"Fact checkers" should read Kyle Drennen's evidence about how Holt has abandoned objectivity on his program before they pronounce he's against "ditching objectivity." He insisted "holding those in power accountable is at the core of our function and responsibility," but didn't live up to that in interviews with Joe Biden, Hillary Clinton, Andrew Cuomo, and even the foreign minister of Iran -- an actual enemy of the people.
Drennen's "evidence," of course, is the usual MRC ranting that journalists not employed by Fox News don't serve up Fox News-style right-wing bias.
Graham concluded by huffing: "Many Americans can't see much of a difference in "lanes" between Holt's show and say, Brian Williams on MSNBC. If NBC had great reverence for the truth, why does Williams still have a show?" Graham will never admit that there's no effective lane difference between Fox News "news" and Fox News opinion.
Graham had another "context" meltdown in an April 12 post:
Just like PolitiFact and other “fact check” outfits, the Reuters Fact Check team tried to take apart conservative arguments against H.R. 1, the so-called “For the People Act.” A Facebook post by Freedom Works made claims Reuters insisted were “partly false” – by finding liberal professors to quibble the fine points. Facebook posted "Missing Context" over the post.
Graham presented right-wing activist Hans von Spakovsky as a credible expert on the issue of election fraud, but omitted relevant context that von Spakovsky was busted in a Kansas courtroom for presenting miseading and cherry-picked evidence on the issue that was "largely based on his preconceived beliefs about this issue, which has led to his aggressive public advocacy of stricter proof of citizenship laws."
Nevertheless, Graham whined: "Liberal media outlets quibble with conservative social media posts -- and Big Tech slaps "missing context" or "mostly false" warnings on them. This is how 'fair elections' are going to work." This from the guy who insisted that Trump's description of Meghan Markle as "nasty" omitted alleged contenxt showing he was calling her "nasty" in a good way.

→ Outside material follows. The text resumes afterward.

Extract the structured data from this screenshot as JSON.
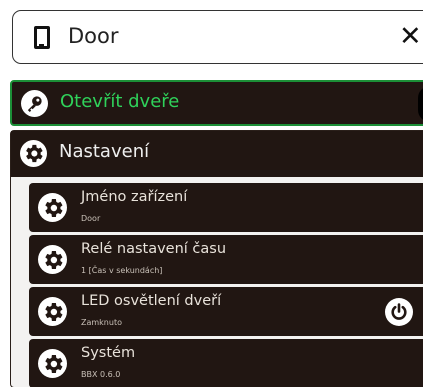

Of course, Graham was totally cool with context when it came to defending his favorite conservatives. In a March 16 post, he was upset with CNN's John Berman calling out Tucker Carlson's fearmongering about coronavirus vaccines: "Unsurprisingly, CNN was taking Carlson dramatically out of context. He was mostly talking about European countries suspending their approval of the AstraZeneca vaccine, not yet approved in the United States. This does sound sympathetic to vaccine skepticism, but it's a larger message about how Team Biden needs to do more vaccine explaining, and how our public health experts are too politicized."
So: Only conservatives get context, while fact-checkers can't. Got it, Tim.